Of our five employees, Steve (Ian Lassiter) is the true believer–inclined to nationalism, wanting nothing more than to pwn libtards–or is he? According to Steve, he used to take the same positions ironically, so what’s the difference? Lassiter brings a gung-ho machismo that–like so much else about this play–would feel overblown if it weren’t so clearly drawn from an alt-right/PUA playbook that is all too familiar IRL; his act of the play is full of animated hero fantasy and disturbing wish-fulfillment. Nikolai is both a social striver, married to an oligarch’s daughter and trying to cement a place in the world by being the second-in-command, and a would-be artist, trying to use his screenwriter’s craft in the “stories” they are telling. Masha, the former journalist, is limned a little too strongly by her terrible taste in men, but also by her passion for her craft, even if she can no longer stomach writing actual journalism in a corrupt system with no respect for truth. It’s so easy for her to get caught up in the thrill of accomplishment, even when their end goal is destructive. Egor (Haskell King) seems part robot, committed to his churn rate and to winning the prizes for “most engagement”–King seems to barely blink or move his head for long sections of the piece–but his online life has subsumed his IRL one to the point where he’s developing relationships in the communities he’s supposedly disrupting, especially the Black American community.

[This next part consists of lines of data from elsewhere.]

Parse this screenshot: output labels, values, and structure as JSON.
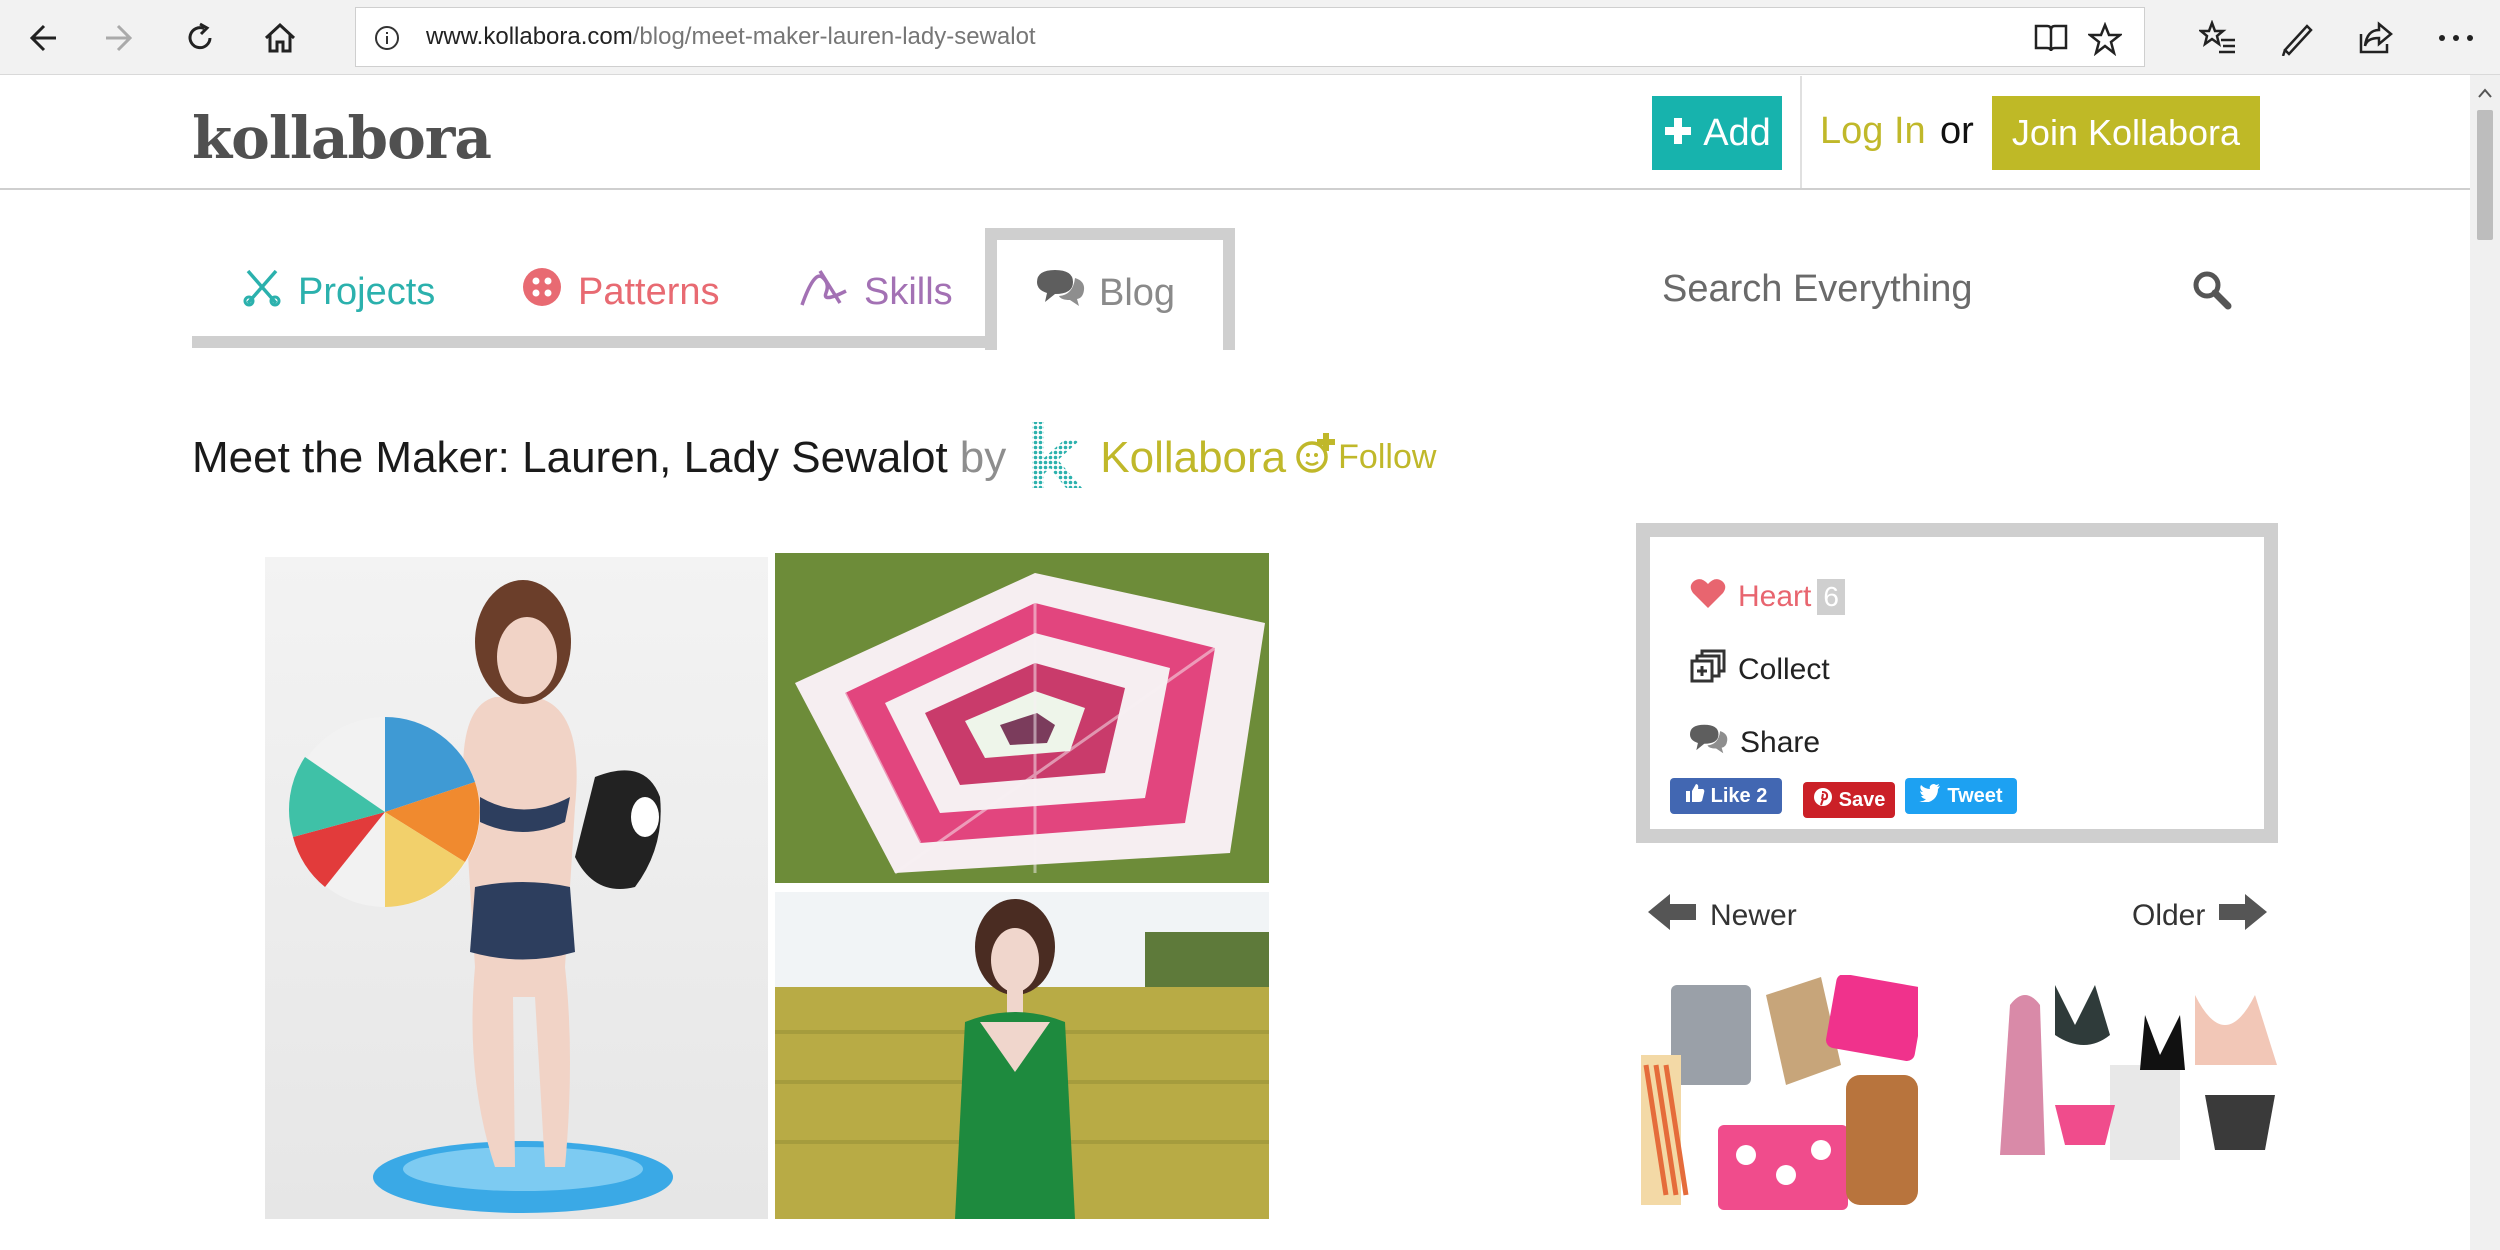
{
  "browser": {
    "url_domain": "www.kollabora.com",
    "url_path": "/blog/meet-maker-lauren-lady-sewalot"
  },
  "header": {
    "logo": "kollabora",
    "add_label": "Add",
    "login_label": "Log In",
    "or_label": "or",
    "join_label": "Join Kollabora"
  },
  "tabs": [
    {
      "label": "Projects",
      "color": "#2bb1ad"
    },
    {
      "label": "Patterns",
      "color": "#e86a72"
    },
    {
      "label": "Skills",
      "color": "#a371b4"
    },
    {
      "label": "Blog",
      "color": "#8a8a8a",
      "active": true
    }
  ],
  "search": {
    "placeholder": "Search Everything"
  },
  "post": {
    "title": "Meet the Maker: Lauren, Lady Sewalot",
    "by": "by",
    "author": "Kollabora",
    "follow": "Follow"
  },
  "actions": {
    "heart": "Heart",
    "heart_count": "6",
    "collect": "Collect",
    "share": "Share",
    "fb_like": "Like 2",
    "pin_save": "Save",
    "tweet": "Tweet"
  },
  "pager": {
    "newer": "Newer",
    "older": "Older"
  },
  "colors": {
    "teal": "#17b3ad",
    "olive": "#bfb926",
    "pink": "#e86a72",
    "purple": "#a371b4",
    "gray": "#cfcfcf"
  }
}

And their boss, Ljuba (Mia Katigbak), was a true believer of a different kind–old-school Soviet, former KGB, now in her seventies, with secrets of her own, and drawn by both the money and the challenge of this job even as she despises what her country has become. Ljuba’s act is suffused with nostalgia, old photographs, memory; it’s the most lyrical segment, and Katigbak gives Ljuba a mix of wistfulness and hard-ass leadership that’s both touching and absurd.
And oh yes, it’s funny. It’s hard to do comedy in a vacuum, without the shared laughter of an audience, especially with a show like this where the comedy is both black and sometimes quite bleak, where it’s hard to tell the difference between the deadpan of the absurd and the deadpan of the truly dead inside, and where the reality is at least as absurd as the comedy. It’s the perfect piece of irony for our times: That a piece of digitally created, mediated, and delivered theater is bringing a warning call not to trust what you see on the internet. That the very tools that allowed artists and theaters around the country to collaborate and bring us this piece also helped create the conditions that keep us in the audience watching alone at home. There were many times watching Russian Troll Farm when I didn’t know whether to laugh or cry–or put down my mouse and start calling voters in swing states and begging them to turn off social media till the election was over.